Below are records; how many of their lines hold the string "Specify"? Reply with nothing but the number.

::::::::

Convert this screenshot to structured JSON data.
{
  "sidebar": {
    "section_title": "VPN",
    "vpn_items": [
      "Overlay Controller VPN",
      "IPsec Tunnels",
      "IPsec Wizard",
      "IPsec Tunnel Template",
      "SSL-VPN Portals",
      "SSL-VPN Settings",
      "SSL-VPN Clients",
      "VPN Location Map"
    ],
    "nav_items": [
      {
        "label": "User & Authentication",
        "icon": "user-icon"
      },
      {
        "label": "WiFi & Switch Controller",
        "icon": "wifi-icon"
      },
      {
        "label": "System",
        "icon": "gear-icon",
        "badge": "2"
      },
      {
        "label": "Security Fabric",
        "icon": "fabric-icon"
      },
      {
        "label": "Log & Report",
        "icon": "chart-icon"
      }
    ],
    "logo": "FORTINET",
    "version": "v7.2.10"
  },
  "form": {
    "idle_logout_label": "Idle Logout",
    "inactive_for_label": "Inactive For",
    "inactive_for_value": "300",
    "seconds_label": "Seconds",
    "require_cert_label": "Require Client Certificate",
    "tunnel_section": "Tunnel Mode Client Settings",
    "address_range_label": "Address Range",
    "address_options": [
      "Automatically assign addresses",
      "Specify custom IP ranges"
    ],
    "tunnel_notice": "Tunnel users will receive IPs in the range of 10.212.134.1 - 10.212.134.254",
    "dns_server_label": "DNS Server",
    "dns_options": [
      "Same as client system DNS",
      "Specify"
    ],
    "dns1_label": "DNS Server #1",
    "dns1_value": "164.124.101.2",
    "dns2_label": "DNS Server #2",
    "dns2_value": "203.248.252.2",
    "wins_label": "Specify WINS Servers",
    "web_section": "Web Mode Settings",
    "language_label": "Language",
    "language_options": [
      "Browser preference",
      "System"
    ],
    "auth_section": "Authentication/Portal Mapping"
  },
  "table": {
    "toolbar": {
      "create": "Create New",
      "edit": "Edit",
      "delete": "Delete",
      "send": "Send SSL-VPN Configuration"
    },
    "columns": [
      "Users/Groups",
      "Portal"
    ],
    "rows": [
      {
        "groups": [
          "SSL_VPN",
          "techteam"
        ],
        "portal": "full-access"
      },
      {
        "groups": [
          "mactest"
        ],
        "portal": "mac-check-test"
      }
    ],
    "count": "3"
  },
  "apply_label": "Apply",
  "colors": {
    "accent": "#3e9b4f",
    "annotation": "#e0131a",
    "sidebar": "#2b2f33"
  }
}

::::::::

• _SOLVED EXERCISE_: 3